§ WHAT IS NEEDED
Reproduce the entries so that every line matches the original exactly.

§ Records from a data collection
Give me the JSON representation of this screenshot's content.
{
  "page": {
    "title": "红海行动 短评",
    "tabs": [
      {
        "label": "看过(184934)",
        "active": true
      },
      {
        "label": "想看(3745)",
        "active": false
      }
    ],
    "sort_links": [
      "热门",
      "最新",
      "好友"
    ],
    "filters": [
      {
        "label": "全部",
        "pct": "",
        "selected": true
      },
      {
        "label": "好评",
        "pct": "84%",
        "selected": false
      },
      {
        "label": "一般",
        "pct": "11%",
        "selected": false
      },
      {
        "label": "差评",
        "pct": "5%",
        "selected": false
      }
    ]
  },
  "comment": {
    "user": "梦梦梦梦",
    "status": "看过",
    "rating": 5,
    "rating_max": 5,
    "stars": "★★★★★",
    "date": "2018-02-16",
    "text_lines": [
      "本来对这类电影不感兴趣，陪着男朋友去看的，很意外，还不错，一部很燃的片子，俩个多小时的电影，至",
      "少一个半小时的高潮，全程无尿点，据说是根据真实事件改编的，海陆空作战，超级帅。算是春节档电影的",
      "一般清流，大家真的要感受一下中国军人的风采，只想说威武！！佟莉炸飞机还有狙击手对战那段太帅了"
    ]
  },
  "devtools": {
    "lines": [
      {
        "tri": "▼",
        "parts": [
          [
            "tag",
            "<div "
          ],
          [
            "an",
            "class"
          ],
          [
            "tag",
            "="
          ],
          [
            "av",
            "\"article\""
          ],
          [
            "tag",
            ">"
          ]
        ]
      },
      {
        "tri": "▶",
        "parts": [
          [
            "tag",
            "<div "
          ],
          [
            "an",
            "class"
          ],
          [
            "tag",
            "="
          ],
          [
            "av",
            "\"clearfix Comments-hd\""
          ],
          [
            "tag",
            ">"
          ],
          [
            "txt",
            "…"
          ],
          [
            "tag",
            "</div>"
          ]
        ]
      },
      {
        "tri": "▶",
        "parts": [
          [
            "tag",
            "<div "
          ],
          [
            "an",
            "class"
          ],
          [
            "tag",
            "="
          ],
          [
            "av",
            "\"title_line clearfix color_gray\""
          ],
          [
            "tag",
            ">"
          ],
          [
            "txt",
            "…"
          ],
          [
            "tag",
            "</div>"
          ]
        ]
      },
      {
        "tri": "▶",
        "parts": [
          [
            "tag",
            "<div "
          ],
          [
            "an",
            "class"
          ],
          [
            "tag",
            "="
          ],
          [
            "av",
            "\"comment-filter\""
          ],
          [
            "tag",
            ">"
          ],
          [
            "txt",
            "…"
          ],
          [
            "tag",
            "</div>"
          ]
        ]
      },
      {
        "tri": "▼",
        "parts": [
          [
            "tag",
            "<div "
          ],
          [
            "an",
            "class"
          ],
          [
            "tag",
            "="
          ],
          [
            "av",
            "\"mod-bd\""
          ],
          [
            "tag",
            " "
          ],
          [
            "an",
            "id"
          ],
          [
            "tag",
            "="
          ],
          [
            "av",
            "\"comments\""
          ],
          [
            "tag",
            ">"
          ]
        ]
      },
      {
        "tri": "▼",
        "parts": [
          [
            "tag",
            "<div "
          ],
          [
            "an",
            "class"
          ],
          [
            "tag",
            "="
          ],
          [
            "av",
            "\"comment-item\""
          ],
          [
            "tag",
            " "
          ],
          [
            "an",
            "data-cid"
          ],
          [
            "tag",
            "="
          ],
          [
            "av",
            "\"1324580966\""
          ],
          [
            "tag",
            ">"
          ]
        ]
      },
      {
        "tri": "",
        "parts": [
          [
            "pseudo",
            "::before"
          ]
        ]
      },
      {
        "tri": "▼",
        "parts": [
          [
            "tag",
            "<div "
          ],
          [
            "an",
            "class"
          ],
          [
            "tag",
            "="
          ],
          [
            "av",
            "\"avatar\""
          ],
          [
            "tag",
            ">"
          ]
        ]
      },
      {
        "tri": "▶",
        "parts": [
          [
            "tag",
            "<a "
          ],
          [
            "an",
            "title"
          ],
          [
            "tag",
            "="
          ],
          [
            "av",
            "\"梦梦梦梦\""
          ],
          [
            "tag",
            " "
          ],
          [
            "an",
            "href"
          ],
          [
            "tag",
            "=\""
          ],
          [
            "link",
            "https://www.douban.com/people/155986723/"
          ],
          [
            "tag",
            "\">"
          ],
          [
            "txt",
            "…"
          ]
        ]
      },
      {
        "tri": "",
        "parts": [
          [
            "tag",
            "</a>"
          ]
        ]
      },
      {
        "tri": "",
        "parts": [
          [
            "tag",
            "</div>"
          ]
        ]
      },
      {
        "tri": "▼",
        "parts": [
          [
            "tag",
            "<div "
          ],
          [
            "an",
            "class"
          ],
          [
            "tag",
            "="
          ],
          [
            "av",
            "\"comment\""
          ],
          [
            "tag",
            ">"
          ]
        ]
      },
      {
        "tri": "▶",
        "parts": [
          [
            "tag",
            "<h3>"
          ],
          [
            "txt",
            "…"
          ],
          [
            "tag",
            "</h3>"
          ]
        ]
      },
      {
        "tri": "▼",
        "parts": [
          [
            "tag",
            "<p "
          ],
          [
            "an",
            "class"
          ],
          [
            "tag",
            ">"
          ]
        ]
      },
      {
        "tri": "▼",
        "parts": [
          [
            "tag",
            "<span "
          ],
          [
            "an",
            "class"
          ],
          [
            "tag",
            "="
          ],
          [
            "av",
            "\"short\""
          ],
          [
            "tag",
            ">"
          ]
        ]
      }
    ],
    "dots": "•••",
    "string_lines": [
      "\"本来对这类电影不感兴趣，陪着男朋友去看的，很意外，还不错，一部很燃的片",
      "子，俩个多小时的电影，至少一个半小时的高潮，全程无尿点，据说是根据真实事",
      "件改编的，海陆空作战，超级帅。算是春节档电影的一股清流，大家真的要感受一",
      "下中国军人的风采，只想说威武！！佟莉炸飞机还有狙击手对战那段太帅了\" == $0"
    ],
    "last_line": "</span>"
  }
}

§ SOLUTION FOR THIS EXERCISE
Give me the JSON representation of this screenshot's content.
{
  "page": {
    "title": "红海行动 短评",
    "tabs": [
      {
        "label": "看过(184934)",
        "active": true
      },
      {
        "label": "想看(3745)",
        "active": false
      }
    ],
    "sort_links": [
      "热门",
      "最新",
      "好友"
    ],
    "filters": [
      {
        "label": "全部",
        "pct": "",
        "selected": true
      },
      {
        "label": "好评",
        "pct": "84%",
        "selected": false
      },
      {
        "label": "一般",
        "pct": "11%",
        "selected": false
      },
      {
        "label": "差评",
        "pct": "5%",
        "selected": false
      }
    ]
  },
  "comment": {
    "user": "梦梦梦梦",
    "status": "看过",
    "rating": 5,
    "rating_max": 5,
    "stars": "★★★★★",
    "date": "2018-02-16",
    "text_lines": [
      "本来对这类电影不感兴趣，陪着男朋友去看的，很意外，还不错，一部很燃的片子，俩个多小时的电影，至",
      "少一个半小时的高潮，全程无尿点，据说是根据真实事件改编的，海陆空作战，超级帅。算是春节档电影的",
      "一般清流，大家真的要感受一下中国军人的风采，只想说威武！！佟莉炸飞机还有狙击手对战那段太帅了"
    ]
  },
  "devtools": {
    "lines": [
      {
        "tri": "▼",
        "parts": [
          [
            "tag",
            "<div "
          ],
          [
            "an",
            "class"
          ],
          [
            "tag",
            "="
          ],
          [
            "av",
            "\"article\""
          ],
          [
            "tag",
            ">"
          ]
        ]
      },
      {
        "tri": "▶",
        "parts": [
          [
            "tag",
            "<div "
          ],
          [
            "an",
            "class"
          ],
          [
            "tag",
            "="
          ],
          [
            "av",
            "\"clearfix Comments-hd\""
          ],
          [
            "tag",
            ">"
          ],
          [
            "txt",
            "…"
          ],
          [
            "tag",
            "</div>"
          ]
        ]
      },
      {
        "tri": "▶",
        "parts": [
          [
            "tag",
            "<div "
          ],
          [
            "an",
            "class"
          ],
          [
            "tag",
            "="
          ],
          [
            "av",
            "\"title_line clearfix color_gray\""
          ],
          [
            "tag",
            ">"
          ],
          [
            "txt",
            "…"
          ],
          [
            "tag",
            "</div>"
          ]
        ]
      },
      {
        "tri": "▶",
        "parts": [
          [
            "tag",
            "<div "
          ],
          [
            "an",
            "class"
          ],
          [
            "tag",
            "="
          ],
          [
            "av",
            "\"comment-filter\""
          ],
          [
            "tag",
            ">"
          ],
          [
            "txt",
            "…"
          ],
          [
            "tag",
            "</div>"
          ]
        ]
      },
      {
        "tri": "▼",
        "parts": [
          [
            "tag",
            "<div "
          ],
          [
            "an",
            "class"
          ],
          [
            "tag",
            "="
          ],
          [
            "av",
            "\"mod-bd\""
          ],
          [
            "tag",
            " "
          ],
          [
            "an",
            "id"
          ],
          [
            "tag",
            "="
          ],
          [
            "av",
            "\"comments\""
          ],
          [
            "tag",
            ">"
          ]
        ]
      },
      {
        "tri": "▼",
        "parts": [
          [
            "tag",
            "<div "
          ],
          [
            "an",
            "class"
          ],
          [
            "tag",
            "="
          ],
          [
            "av",
            "\"comment-item\""
          ],
          [
            "tag",
            " "
          ],
          [
            "an",
            "data-cid"
          ],
          [
            "tag",
            "="
          ],
          [
            "av",
            "\"1324580966\""
          ],
          [
            "tag",
            ">"
          ]
        ]
      },
      {
        "tri": "",
        "parts": [
          [
            "pseudo",
            "::before"
          ]
        ]
      },
      {
        "tri": "▼",
        "parts": [
          [
            "tag",
            "<div "
          ],
          [
            "an",
            "class"
          ],
          [
            "tag",
            "="
          ],
          [
            "av",
            "\"avatar\""
          ],
          [
            "tag",
            ">"
          ]
        ]
      },
      {
        "tri": "▶",
        "parts": [
          [
            "tag",
            "<a "
          ],
          [
            "an",
            "title"
          ],
          [
            "tag",
            "="
          ],
          [
            "av",
            "\"梦梦梦梦\""
          ],
          [
            "tag",
            " "
          ],
          [
            "an",
            "href"
          ],
          [
            "tag",
            "=\""
          ],
          [
            "link",
            "https://www.douban.com/people/155986723/"
          ],
          [
            "tag",
            "\">"
          ],
          [
            "txt",
            "…"
          ]
        ]
      },
      {
        "tri": "",
        "parts": [
          [
            "tag",
            "</a>"
          ]
        ]
      },
      {
        "tri": "",
        "parts": [
          [
            "tag",
            "</div>"
          ]
        ]
      },
      {
        "tri": "▼",
        "parts": [
          [
            "tag",
            "<div "
          ],
          [
            "an",
            "class"
          ],
          [
            "tag",
            "="
          ],
          [
            "av",
            "\"comment\""
          ],
          [
            "tag",
            ">"
          ]
        ]
      },
      {
        "tri": "▶",
        "parts": [
          [
            "tag",
            "<h3>"
          ],
          [
            "txt",
            "…"
          ],
          [
            "tag",
            "</h3>"
          ]
        ]
      },
      {
        "tri": "▼",
        "parts": [
          [
            "tag",
            "<p "
          ],
          [
            "an",
            "class"
          ],
          [
            "tag",
            ">"
          ]
        ]
      },
      {
        "tri": "▼",
        "parts": [
          [
            "tag",
            "<span "
          ],
          [
            "an",
            "class"
          ],
          [
            "tag",
            "="
          ],
          [
            "av",
            "\"short\""
          ],
          [
            "tag",
            ">"
          ]
        ]
      }
    ],
    "dots": "•••",
    "string_lines": [
      "\"本来对这类电影不感兴趣，陪着男朋友去看的，很意外，还不错，一部很燃的片",
      "子，俩个多小时的电影，至少一个半小时的高潮，全程无尿点，据说是根据真实事",
      "件改编的，海陆空作战，超级帅。算是春节档电影的一股清流，大家真的要感受一",
      "下中国军人的风采，只想说威武！！佟莉炸飞机还有狙击手对战那段太帅了\" == $0"
    ],
    "last_line": "</span>"
  }
}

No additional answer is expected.